With the knowledge of the distant island monument guiding his research, Jim was able to reverse-engineer an interpretation of the Palenque hieroglyphic inscriptions and reveal an unknown dimension of geographical knowledge and scientific accuracy hitherto unrecognized for an ancient civilization.  Beyond the technical and navigational abilities required just to travel the 3,000 miles to the treasure island, the Maya demonstrated their mastery of astronomy by positioning the monument at a location that witnessed the final total solar eclipse of 2012 a mere one degree above the ocean horizon at sunset at the end of a 5,000-year calendar cycle.  The astounding precision of their prediction of this eclipse is essentially beyond even our most advanced science of the present day.  And it is the eclipse geometry incorporated into the island monument as well as in the temple complex of Chan Bahlum in Palenque that elicits the elegant solution to the mystery of the location of his hidden burial chamber.  Building on new data from his eighth expedition to the island in December 2016 to celebrate the 20th anniversary of the monument’s discovery, Jim will detail his methods and conclusions regarding the likely location of the entrance to the tomb of Chan Bahlum.

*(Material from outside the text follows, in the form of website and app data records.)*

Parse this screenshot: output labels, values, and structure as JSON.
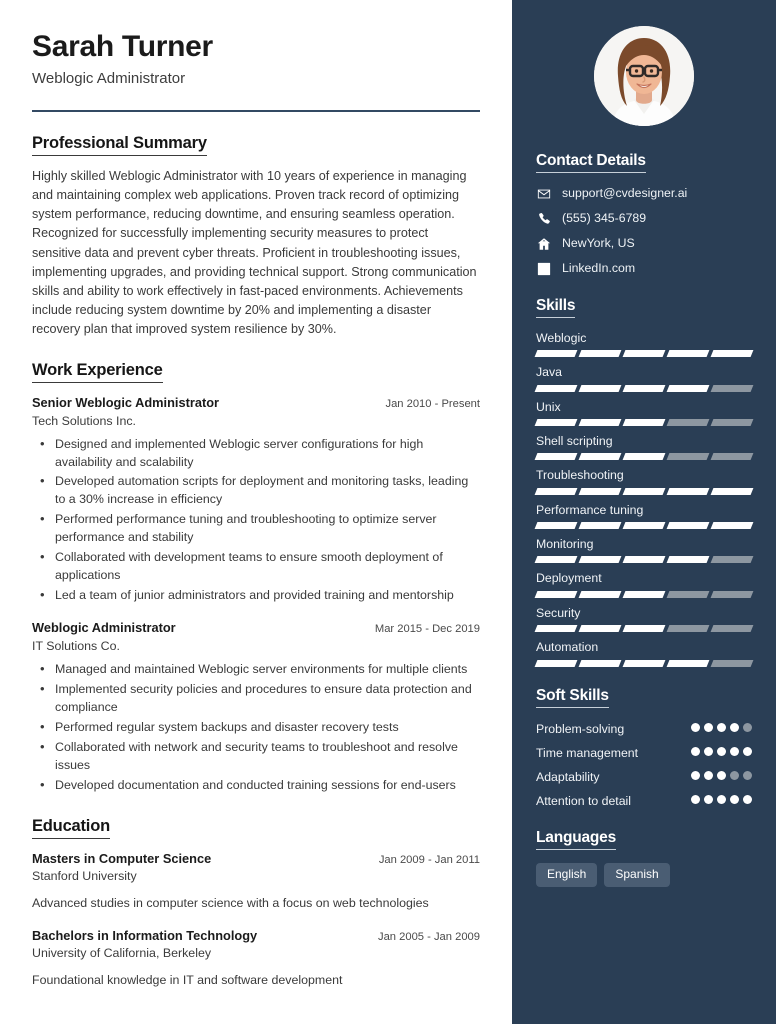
{
  "header": {
    "name": "Sarah Turner",
    "job_title": "Weblogic Administrator"
  },
  "sections": {
    "summary_heading": "Professional Summary",
    "summary_text": "Highly skilled Weblogic Administrator with 10 years of experience in managing and maintaining complex web applications. Proven track record of optimizing system performance, reducing downtime, and ensuring seamless operation. Recognized for successfully implementing security measures to protect sensitive data and prevent cyber threats. Proficient in troubleshooting issues, implementing upgrades, and providing technical support. Strong communication skills and ability to work effectively in fast-paced environments. Achievements include reducing system downtime by 20% and implementing a disaster recovery plan that improved system resilience by 30%.",
    "work_heading": "Work Experience",
    "education_heading": "Education"
  },
  "work": [
    {
      "role": "Senior Weblogic Administrator",
      "date": "Jan 2010 - Present",
      "org": "Tech Solutions Inc.",
      "bullets": [
        "Designed and implemented Weblogic server configurations for high availability and scalability",
        "Developed automation scripts for deployment and monitoring tasks, leading to a 30% increase in efficiency",
        "Performed performance tuning and troubleshooting to optimize server performance and stability",
        "Collaborated with development teams to ensure smooth deployment of applications",
        "Led a team of junior administrators and provided training and mentorship"
      ]
    },
    {
      "role": "Weblogic Administrator",
      "date": "Mar 2015 - Dec 2019",
      "org": "IT Solutions Co.",
      "bullets": [
        "Managed and maintained Weblogic server environments for multiple clients",
        "Implemented security policies and procedures to ensure data protection and compliance",
        "Performed regular system backups and disaster recovery tests",
        "Collaborated with network and security teams to troubleshoot and resolve issues",
        "Developed documentation and conducted training sessions for end-users"
      ]
    }
  ],
  "education": [
    {
      "degree": "Masters in Computer Science",
      "date": "Jan 2009 - Jan 2011",
      "school": "Stanford University",
      "description": "Advanced studies in computer science with a focus on web technologies"
    },
    {
      "degree": "Bachelors in Information Technology",
      "date": "Jan 2005 - Jan 2009",
      "school": "University of California, Berkeley",
      "description": "Foundational knowledge in IT and software development"
    }
  ],
  "sidebar": {
    "contact_heading": "Contact Details",
    "contact": [
      {
        "icon": "envelope-icon",
        "value": "support@cvdesigner.ai"
      },
      {
        "icon": "phone-icon",
        "value": "(555) 345-6789"
      },
      {
        "icon": "home-icon",
        "value": "NewYork, US"
      },
      {
        "icon": "linkedin-icon",
        "value": "LinkedIn.com"
      }
    ],
    "skills_heading": "Skills",
    "skills": [
      {
        "name": "Weblogic",
        "level": 5,
        "max": 5
      },
      {
        "name": "Java",
        "level": 4,
        "max": 5
      },
      {
        "name": "Unix",
        "level": 3,
        "max": 5
      },
      {
        "name": "Shell scripting",
        "level": 3,
        "max": 5
      },
      {
        "name": "Troubleshooting",
        "level": 5,
        "max": 5
      },
      {
        "name": "Performance tuning",
        "level": 5,
        "max": 5
      },
      {
        "name": "Monitoring",
        "level": 4,
        "max": 5
      },
      {
        "name": "Deployment",
        "level": 3,
        "max": 5
      },
      {
        "name": "Security",
        "level": 3,
        "max": 5
      },
      {
        "name": "Automation",
        "level": 4,
        "max": 5
      }
    ],
    "soft_skills_heading": "Soft Skills",
    "soft_skills": [
      {
        "name": "Problem-solving",
        "level": 4,
        "max": 5
      },
      {
        "name": "Time management",
        "level": 5,
        "max": 5
      },
      {
        "name": "Adaptability",
        "level": 3,
        "max": 5
      },
      {
        "name": "Attention to detail",
        "level": 5,
        "max": 5
      }
    ],
    "languages_heading": "Languages",
    "languages": [
      "English",
      "Spanish"
    ]
  },
  "colors": {
    "sidebar_bg": "#2a3e55",
    "rule": "#334a63",
    "bar_on": "#ffffff",
    "bar_off": "#8d97a1",
    "pill_bg": "#4a5d73"
  }
}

Jim Turner has a Masters degree in Mesoamerican archeoastronomy and is the founder and Principal Investigator of STRATA Cultural Resource Management, an archeological consulting firm based in New York.  He has conducted more than 100 archeological investigations across New York State and has identified dozens of sites ranging from 4,000-year-old Archaic ceremonial caches to more recent Revolutionary War-era sites.  He flies a Phantom drone and utilizes a Makerbot 3D printer to help image and model the aspects of some of his discoveries.  He is also an avid eclipse chaser with visits to 9 different countries to witness these rare astronomical events with his most recent trip in August 2017 to Cerulean, Kentucky where he positioned himself along the centerline at the Point of Greatest Eclipse.  He is currently planning his ninth expedition to Robinson Crusoe Island where he hopes to fly a drone-mounted infrared camera and use a remote inspection camera to reveal for the first time in over 1,300 years the interior of the tomb of Chan Bahlum.

Friday, November 17, 2017

2017 Annual Chapter Banquet replaces regular November meeting!

Reminder: Tomorrow's 2017 Annual Chapter Banquet at
Bottoms Up Restaurant, 1965 NY-284, Slate Hill, NY 10973 replaces our regular Friday night meeting this month!

Saturday, October 7, 2017

THE ARCHAEOLOGIST Vol. 10 October, 2017

Th October issue of THE ARCHAEOLOGIST Vol. 10 October, 2017 has been sent to the membership. Please, let us know if you do not receive your copy.